Het schillenpaard van de Schilderswijk


Axel van der Kraan, Helena van der Kraan






h. 150 cm

Artwork Location


Hannemaplantsoen, Den Haag

City district


GPS data

52.068344730432, 4.3106652350744 View on map

Artwork Description


What would a monument for the Schilderswijk look like? That question was put to artist couple Axel and Helena van der Kraan. During their research, the duo came across many lists. The 'peeling horse' was often listed first. Much of the old disappeared from the neighbourhood: houses, shops, peelings collectors, ragpickers. Much came in its place, certainly. But the 'peeling horse' stood for the irreversible, it became the symbol of that which never returns. The question was thus answered. In 1989, the Van der Kraans designed 'The Schillenpaard of the Schilderswijk'.
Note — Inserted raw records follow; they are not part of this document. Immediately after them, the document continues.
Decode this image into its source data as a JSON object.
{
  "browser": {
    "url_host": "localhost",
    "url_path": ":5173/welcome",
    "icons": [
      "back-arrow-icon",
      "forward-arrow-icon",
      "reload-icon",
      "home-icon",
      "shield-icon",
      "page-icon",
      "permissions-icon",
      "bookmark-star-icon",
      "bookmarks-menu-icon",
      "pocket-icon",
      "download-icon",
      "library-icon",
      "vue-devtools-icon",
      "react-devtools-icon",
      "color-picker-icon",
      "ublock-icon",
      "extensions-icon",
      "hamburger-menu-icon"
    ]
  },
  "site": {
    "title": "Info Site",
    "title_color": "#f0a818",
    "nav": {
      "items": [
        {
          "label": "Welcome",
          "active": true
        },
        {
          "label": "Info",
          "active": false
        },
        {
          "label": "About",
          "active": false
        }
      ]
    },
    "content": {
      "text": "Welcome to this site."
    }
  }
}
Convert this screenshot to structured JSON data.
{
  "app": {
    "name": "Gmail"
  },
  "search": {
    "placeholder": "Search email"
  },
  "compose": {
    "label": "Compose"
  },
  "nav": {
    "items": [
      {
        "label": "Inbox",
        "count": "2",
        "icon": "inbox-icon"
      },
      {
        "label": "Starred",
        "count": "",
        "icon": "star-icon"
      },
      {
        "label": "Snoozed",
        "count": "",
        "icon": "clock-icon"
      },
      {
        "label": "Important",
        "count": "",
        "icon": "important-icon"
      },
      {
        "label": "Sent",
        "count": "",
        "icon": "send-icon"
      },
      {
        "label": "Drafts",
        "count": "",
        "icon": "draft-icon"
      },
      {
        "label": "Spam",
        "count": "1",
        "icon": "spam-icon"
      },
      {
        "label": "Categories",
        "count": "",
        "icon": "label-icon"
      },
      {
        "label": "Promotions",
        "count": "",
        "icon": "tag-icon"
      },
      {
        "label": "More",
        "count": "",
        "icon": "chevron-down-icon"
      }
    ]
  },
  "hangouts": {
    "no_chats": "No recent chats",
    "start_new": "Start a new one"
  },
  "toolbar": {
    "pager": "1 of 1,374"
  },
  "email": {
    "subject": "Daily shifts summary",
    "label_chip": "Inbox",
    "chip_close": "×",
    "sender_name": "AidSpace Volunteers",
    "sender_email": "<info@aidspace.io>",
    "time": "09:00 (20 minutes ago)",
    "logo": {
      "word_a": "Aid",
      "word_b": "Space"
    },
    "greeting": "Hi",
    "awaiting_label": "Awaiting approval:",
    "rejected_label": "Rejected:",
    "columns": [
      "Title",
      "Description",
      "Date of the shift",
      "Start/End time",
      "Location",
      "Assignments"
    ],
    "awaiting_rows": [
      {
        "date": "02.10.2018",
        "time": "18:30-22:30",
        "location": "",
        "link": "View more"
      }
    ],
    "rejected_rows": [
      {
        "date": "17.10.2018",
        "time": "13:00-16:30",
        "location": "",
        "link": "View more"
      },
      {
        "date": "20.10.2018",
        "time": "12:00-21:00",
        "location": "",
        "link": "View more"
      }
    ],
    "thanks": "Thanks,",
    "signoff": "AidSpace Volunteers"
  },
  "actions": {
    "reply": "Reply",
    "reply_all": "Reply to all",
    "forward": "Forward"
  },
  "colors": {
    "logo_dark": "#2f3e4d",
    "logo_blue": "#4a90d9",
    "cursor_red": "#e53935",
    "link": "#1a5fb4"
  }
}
Does the ideal workhorse in the Hannemanplantsoen reflect a nostalgic feeling or a critical comment? It reminds one of times gone by and evokes a sense of nostalgia. The peeling collector, who came to the houses by horse and cart, disappeared from the street decades ago. In the image, one can recognise the horse that trudged in front of the cart.

Yet the Van der Kraans' did not stop there. Their art is permeated with pessimistic mockery and a pessimistic view of mankind. In the early eighties of the 20th century, they made wooden, monotonously moving dolls, with which they commented on mechanically acting man. Their later knights, soldiers and tanks are an undisguised criticism of violence and aggression.

Behind the romantic image that the stylised, well-proportioned work horse evokes, there is a mild commentary from the artists. Here the criticism is much more friendly in tone than in their other work, but we can still taste the hopelessness and sadness. For the horse stands sadly with its head down. The animal may have been relieved of its duties and be worshipped on its high plinth as the primal form of the 'peeling horse', but it also embodies the poverty and hardship of its time.